the type of relief sought is irrelevant to whether Congress
has power to abrogate States' immunity.”). In
enacting § 1983, Congress did not abrogate a state's
immunity, Quern v. Jordan, 440 U.S. 332, 99 S.Ct.
1139, 59 L.Ed.2d 358 (1979); Edelman v. Jordan, 415
U.S. 651, 94 S.Ct. 1347, 39 L.Ed.2d 662 (1974), nor did
Florida waive its Eleventh Amendment sovereign immunity and
consented to suit in federal court under § 1983.
Gamble, 779 F.2d at 1520; see ECF No. 16 at

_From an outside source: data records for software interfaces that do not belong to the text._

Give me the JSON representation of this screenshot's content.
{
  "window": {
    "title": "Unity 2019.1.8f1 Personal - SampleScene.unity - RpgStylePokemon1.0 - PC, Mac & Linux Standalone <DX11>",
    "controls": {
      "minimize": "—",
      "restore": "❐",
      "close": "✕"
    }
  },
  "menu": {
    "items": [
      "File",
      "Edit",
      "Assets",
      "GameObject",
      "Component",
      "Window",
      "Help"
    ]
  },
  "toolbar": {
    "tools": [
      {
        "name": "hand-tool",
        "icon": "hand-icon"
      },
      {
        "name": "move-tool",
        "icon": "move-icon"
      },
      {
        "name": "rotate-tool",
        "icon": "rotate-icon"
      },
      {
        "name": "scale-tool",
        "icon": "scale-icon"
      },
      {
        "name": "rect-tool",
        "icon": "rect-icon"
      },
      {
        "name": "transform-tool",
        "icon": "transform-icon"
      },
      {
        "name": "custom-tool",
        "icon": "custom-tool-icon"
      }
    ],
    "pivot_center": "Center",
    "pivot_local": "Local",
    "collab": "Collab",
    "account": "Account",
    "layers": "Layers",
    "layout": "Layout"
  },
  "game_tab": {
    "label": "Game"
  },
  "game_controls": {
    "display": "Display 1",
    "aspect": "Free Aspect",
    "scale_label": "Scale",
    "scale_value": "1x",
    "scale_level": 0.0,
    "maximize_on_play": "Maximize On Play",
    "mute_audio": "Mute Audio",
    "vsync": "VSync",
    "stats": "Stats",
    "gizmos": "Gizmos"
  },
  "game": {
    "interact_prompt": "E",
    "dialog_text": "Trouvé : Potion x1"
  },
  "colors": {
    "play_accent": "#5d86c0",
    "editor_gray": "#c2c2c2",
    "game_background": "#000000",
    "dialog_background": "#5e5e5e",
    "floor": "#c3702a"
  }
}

third exception is through Ex Parte Young, 209 U.S.
123, 28 S.Ct. 441, 52 L.Ed. 714 (1908). See Idaho v.
Coeur d'Alene Tribe of Idaho, 521 U.S. 261, 269, 117
S.Ct. 2028, 138 L.Ed.2d 438 (1997) (reaffirming that
prospective relief may be sought against a state official in
federal court); Sandoval v. Hagan, 197 F.3d 484, 492
(11th Cir. 1999) (citing Summit Med. Assoc. v.
Pryor, 180 F.3d 1326, 1336-38 (11th Cir. 1999). Here,
Plaintiff seeks prospective injunctive relief only; he did
not request monetary damages. ECF No. 4 at 12-13; ECF No. 18
at 1-2. The Eleventh Amendment does not bar these claims. The
motion to dismiss should be denied as to this argument.
Additionally, in light of this conclusion, there is no need